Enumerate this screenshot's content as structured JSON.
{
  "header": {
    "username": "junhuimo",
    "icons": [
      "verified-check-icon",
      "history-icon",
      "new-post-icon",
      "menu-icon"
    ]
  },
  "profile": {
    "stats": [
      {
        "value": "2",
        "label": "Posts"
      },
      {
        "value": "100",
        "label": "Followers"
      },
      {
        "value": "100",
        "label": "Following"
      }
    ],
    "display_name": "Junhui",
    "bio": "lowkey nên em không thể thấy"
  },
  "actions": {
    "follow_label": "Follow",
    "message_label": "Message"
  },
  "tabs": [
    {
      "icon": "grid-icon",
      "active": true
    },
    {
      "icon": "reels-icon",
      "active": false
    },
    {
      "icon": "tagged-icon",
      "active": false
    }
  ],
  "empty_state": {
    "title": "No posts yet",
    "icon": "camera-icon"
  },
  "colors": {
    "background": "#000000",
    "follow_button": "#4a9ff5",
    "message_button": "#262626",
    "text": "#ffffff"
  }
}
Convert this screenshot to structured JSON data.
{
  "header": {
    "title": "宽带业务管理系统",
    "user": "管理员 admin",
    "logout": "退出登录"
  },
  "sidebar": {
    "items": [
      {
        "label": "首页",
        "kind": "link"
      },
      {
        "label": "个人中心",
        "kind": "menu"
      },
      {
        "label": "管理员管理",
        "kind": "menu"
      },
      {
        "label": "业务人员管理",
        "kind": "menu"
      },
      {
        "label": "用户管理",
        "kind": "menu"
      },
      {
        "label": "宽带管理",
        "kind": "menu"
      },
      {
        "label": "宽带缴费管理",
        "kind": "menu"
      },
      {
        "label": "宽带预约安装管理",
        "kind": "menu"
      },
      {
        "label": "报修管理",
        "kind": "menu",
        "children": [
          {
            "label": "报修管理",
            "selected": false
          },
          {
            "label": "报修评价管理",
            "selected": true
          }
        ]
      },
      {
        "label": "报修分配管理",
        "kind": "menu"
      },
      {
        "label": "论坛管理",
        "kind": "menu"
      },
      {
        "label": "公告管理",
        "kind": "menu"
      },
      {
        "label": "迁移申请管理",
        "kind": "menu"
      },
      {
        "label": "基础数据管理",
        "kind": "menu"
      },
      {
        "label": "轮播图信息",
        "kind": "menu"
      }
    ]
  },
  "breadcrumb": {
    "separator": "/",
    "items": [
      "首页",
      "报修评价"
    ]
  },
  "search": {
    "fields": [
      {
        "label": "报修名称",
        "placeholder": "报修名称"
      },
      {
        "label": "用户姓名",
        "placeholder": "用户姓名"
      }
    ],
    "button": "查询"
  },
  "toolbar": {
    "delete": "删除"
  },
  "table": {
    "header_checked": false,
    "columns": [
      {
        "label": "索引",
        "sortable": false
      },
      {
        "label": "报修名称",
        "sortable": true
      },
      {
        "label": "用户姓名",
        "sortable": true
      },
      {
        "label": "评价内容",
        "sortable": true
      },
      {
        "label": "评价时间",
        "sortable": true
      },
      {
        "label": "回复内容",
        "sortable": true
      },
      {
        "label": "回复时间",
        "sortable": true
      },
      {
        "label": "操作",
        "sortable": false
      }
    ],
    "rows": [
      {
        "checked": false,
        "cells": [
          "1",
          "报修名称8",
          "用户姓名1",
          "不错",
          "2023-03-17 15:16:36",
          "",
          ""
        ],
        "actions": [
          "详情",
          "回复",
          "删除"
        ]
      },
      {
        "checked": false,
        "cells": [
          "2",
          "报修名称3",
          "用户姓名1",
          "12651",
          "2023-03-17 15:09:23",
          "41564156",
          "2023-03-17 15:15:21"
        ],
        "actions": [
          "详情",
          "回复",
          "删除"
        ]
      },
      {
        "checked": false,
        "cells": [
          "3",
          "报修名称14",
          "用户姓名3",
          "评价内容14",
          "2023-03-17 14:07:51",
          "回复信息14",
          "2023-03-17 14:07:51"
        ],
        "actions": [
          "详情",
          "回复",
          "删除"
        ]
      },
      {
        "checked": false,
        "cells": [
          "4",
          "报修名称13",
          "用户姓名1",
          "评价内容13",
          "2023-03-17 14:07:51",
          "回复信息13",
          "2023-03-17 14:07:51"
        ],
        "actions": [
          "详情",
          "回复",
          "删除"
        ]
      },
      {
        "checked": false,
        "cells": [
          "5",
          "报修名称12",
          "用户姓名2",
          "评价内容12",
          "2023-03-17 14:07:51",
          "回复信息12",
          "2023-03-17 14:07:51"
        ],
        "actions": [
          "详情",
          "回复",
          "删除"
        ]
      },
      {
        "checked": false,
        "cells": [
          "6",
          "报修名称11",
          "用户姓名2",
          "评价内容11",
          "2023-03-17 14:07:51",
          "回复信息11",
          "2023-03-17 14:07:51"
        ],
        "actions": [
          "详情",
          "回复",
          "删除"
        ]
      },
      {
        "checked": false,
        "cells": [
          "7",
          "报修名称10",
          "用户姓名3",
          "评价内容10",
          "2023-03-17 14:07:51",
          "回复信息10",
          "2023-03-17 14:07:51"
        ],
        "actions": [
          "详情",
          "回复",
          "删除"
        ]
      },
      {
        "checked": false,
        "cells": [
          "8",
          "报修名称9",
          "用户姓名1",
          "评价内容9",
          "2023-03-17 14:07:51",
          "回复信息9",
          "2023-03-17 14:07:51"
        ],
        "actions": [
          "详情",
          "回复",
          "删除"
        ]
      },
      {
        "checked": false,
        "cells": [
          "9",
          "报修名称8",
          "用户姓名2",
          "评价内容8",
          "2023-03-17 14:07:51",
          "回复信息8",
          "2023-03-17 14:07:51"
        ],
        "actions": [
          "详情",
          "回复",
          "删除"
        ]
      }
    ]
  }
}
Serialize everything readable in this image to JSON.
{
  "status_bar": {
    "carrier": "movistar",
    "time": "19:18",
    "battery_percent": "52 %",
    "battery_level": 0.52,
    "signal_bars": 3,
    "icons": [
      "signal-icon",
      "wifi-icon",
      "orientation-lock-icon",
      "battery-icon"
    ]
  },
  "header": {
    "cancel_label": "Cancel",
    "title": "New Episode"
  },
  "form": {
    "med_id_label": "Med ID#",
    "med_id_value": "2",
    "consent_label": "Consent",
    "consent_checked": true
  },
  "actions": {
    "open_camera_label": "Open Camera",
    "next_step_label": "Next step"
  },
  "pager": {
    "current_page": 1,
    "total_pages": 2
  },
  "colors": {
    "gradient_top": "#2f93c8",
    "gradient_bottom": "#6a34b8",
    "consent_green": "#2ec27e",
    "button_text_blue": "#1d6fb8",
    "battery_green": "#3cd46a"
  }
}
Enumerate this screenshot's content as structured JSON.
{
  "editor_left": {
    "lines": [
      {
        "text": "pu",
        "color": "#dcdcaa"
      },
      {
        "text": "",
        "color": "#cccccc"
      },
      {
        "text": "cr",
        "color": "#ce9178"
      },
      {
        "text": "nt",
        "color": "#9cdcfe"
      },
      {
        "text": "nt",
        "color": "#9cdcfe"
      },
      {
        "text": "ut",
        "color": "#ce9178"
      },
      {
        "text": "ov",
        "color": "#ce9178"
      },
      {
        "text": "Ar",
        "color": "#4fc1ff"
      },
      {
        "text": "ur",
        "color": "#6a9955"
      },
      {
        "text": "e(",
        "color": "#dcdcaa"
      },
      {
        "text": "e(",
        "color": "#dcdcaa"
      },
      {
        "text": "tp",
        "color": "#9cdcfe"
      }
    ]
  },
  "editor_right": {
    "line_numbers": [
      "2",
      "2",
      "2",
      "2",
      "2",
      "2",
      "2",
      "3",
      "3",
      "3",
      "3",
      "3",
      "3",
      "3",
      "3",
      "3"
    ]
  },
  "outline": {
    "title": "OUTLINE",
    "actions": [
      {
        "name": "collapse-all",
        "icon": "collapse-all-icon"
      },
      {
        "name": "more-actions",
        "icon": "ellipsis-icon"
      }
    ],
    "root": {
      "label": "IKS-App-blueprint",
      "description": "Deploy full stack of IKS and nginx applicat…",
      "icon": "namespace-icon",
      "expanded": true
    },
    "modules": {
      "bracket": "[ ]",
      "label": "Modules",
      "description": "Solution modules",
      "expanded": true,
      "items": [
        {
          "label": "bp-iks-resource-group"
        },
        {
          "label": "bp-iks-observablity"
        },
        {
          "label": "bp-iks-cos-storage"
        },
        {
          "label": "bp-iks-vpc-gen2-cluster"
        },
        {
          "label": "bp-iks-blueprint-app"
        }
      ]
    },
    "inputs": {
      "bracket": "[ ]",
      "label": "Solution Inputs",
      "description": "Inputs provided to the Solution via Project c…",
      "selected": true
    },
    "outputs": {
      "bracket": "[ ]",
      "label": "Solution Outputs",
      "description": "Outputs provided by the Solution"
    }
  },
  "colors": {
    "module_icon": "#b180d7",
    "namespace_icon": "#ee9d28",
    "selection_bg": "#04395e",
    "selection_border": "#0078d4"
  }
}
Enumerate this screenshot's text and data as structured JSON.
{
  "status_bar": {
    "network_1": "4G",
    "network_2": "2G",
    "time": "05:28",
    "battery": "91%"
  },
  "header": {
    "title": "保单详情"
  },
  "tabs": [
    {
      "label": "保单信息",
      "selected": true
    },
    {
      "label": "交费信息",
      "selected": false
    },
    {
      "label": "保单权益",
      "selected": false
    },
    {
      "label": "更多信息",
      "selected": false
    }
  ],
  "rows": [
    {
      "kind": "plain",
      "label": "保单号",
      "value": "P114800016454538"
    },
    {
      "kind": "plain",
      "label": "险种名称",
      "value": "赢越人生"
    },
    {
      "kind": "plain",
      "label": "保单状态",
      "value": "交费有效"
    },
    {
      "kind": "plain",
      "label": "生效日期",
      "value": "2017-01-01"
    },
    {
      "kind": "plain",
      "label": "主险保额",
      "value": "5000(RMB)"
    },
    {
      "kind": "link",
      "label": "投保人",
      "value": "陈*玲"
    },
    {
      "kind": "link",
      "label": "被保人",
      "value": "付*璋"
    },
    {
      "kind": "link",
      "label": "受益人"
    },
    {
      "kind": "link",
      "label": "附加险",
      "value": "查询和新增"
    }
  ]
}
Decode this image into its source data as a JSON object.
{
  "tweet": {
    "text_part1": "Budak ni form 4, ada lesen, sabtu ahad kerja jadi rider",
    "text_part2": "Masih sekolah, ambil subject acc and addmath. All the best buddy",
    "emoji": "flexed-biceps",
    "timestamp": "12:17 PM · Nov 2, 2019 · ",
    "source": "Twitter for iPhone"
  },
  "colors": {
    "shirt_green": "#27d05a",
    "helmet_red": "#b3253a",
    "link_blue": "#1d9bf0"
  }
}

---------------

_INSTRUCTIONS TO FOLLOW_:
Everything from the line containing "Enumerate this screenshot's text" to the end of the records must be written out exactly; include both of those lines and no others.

_THE COMPLETED TASK_:
Enumerate this screenshot's text and data as structured JSON.
{
  "status_bar": {
    "network_1": "4G",
    "network_2": "2G",
    "time": "05:28",
    "battery": "91%"
  },
  "header": {
    "title": "保单详情"
  },
  "tabs": [
    {
      "label": "保单信息",
      "selected": true
    },
    {
      "label": "交费信息",
      "selected": false
    },
    {
      "label": "保单权益",
      "selected": false
    },
    {
      "label": "更多信息",
      "selected": false
    }
  ],
  "rows": [
    {
      "kind": "plain",
      "label": "保单号",
      "value": "P114800016454538"
    },
    {
      "kind": "plain",
      "label": "险种名称",
      "value": "赢越人生"
    },
    {
      "kind": "plain",
      "label": "保单状态",
      "value": "交费有效"
    },
    {
      "kind": "plain",
      "label": "生效日期",
      "value": "2017-01-01"
    },
    {
      "kind": "plain",
      "label": "主险保额",
      "value": "5000(RMB)"
    },
    {
      "kind": "link",
      "label": "投保人",
      "value": "陈*玲"
    },
    {
      "kind": "link",
      "label": "被保人",
      "value": "付*璋"
    },
    {
      "kind": "link",
      "label": "受益人"
    },
    {
      "kind": "link",
      "label": "附加险",
      "value": "查询和新增"
    }
  ]
}
Decode this image into its source data as a JSON object.
{
  "tweet": {
    "text_part1": "Budak ni form 4, ada lesen, sabtu ahad kerja jadi rider",
    "text_part2": "Masih sekolah, ambil subject acc and addmath. All the best buddy",
    "emoji": "flexed-biceps",
    "timestamp": "12:17 PM · Nov 2, 2019 · ",
    "source": "Twitter for iPhone"
  },
  "colors": {
    "shirt_green": "#27d05a",
    "helmet_red": "#b3253a",
    "link_blue": "#1d9bf0"
  }
}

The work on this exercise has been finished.